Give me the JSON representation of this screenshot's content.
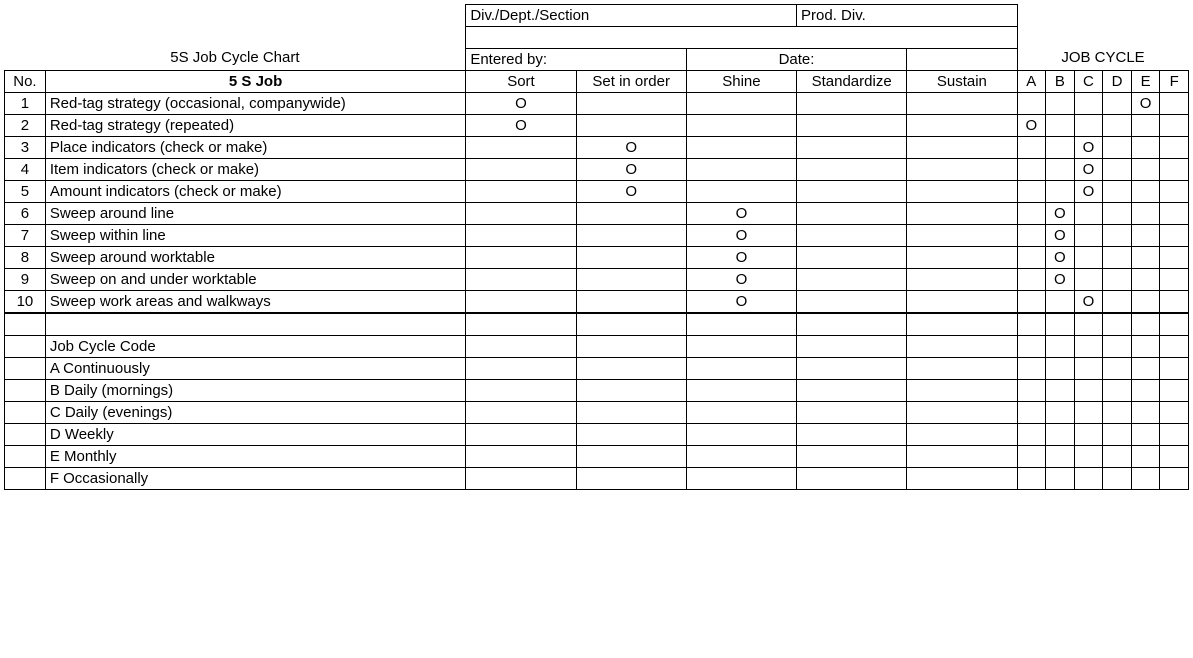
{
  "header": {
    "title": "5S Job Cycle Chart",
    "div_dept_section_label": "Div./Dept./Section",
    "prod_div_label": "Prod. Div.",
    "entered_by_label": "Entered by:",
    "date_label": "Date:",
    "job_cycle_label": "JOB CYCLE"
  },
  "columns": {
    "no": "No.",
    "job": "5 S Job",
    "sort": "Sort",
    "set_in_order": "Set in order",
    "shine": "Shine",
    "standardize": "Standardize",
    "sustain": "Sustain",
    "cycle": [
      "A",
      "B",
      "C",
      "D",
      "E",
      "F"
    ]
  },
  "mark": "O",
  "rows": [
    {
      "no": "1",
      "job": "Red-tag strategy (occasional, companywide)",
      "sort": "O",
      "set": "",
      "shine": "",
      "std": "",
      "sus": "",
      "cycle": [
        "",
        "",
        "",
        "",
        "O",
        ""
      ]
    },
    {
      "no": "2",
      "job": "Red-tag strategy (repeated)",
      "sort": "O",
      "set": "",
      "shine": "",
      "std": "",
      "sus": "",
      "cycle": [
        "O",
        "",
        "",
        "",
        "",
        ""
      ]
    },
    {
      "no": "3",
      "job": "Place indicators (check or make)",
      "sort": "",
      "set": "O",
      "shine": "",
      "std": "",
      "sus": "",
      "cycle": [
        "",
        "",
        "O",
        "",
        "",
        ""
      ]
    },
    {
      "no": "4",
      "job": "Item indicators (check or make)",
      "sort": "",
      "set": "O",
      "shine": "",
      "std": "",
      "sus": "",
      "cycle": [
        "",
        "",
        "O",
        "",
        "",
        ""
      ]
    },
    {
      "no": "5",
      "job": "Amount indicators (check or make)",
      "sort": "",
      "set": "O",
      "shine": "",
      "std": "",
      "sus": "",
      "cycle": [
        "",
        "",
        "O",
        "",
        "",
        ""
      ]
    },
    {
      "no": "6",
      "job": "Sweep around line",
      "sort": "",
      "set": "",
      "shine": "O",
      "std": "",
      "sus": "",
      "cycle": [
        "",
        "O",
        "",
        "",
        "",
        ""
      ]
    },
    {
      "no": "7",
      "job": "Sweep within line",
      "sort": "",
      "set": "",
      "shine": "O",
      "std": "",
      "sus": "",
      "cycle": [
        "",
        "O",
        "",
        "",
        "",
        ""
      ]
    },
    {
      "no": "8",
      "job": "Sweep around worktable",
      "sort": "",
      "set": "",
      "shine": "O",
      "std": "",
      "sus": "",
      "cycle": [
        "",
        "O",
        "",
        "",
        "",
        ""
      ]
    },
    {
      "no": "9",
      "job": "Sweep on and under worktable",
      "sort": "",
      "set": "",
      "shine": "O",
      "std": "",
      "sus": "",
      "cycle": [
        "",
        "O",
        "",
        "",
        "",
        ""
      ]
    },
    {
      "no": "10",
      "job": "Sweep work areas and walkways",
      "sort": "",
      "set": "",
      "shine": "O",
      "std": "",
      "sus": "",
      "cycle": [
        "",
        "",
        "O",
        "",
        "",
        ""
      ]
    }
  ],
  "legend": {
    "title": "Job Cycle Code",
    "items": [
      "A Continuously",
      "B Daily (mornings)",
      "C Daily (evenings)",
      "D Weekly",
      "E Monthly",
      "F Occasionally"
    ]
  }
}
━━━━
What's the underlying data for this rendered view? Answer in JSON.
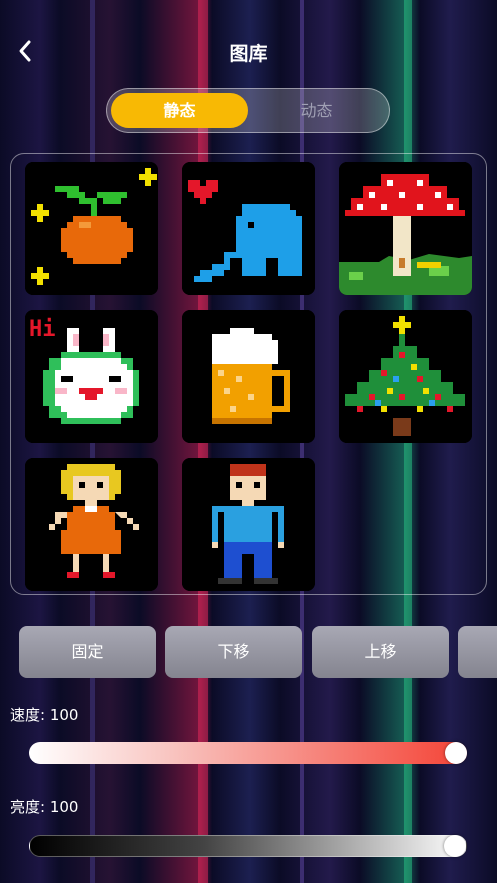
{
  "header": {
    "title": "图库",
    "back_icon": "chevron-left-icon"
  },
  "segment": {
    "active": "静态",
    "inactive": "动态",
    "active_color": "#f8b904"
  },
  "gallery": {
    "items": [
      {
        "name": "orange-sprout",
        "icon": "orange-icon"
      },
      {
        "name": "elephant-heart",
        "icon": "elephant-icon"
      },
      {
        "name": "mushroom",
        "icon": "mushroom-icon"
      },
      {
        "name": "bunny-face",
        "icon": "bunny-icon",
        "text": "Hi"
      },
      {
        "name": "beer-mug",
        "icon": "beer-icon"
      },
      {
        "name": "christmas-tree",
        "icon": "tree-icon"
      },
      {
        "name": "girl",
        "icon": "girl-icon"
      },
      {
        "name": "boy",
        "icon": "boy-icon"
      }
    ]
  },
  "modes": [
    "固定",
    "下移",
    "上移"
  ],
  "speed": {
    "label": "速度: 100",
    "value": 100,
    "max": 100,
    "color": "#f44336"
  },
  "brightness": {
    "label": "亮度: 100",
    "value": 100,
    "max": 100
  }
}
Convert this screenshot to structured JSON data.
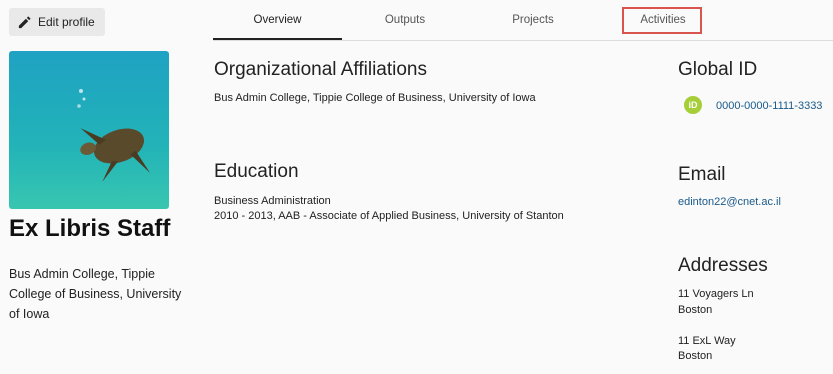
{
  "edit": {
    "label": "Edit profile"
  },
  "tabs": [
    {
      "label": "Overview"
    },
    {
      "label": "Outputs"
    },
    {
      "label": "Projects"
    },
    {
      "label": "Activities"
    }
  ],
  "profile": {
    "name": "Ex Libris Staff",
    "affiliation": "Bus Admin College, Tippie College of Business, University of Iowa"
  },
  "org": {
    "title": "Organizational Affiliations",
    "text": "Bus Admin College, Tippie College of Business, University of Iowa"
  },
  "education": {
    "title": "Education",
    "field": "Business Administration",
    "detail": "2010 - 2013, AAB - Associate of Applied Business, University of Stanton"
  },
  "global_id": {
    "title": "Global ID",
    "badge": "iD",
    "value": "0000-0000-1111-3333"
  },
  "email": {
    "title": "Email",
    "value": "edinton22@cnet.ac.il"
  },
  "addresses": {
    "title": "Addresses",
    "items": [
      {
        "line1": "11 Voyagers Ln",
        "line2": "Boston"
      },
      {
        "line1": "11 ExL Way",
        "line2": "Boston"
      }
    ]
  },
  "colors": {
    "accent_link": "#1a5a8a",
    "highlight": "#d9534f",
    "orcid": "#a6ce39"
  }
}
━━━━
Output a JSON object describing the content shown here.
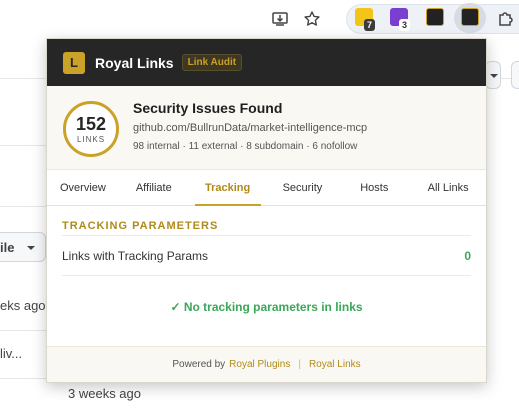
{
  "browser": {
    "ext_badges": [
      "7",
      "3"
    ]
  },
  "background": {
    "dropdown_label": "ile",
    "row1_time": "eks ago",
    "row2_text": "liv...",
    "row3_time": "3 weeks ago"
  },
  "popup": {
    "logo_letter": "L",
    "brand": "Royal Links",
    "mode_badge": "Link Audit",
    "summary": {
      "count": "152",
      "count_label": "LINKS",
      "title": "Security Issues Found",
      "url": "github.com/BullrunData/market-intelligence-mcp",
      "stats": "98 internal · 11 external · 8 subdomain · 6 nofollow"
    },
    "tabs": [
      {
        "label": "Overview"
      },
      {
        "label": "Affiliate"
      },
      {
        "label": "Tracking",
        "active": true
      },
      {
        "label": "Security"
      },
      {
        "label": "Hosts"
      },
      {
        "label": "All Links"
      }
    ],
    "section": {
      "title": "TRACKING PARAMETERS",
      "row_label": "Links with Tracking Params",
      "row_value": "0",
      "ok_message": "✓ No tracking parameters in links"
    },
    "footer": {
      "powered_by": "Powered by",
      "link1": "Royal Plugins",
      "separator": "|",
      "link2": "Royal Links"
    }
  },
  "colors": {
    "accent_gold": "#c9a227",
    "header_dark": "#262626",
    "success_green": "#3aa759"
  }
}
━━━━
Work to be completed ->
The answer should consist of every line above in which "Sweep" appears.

Result ->
      "job": "Sweep around line",
      "job": "Sweep within line",
      "job": "Sweep around worktable",
      "job": "Sweep on and under worktable",
      "job": "Sweep work areas and walkways",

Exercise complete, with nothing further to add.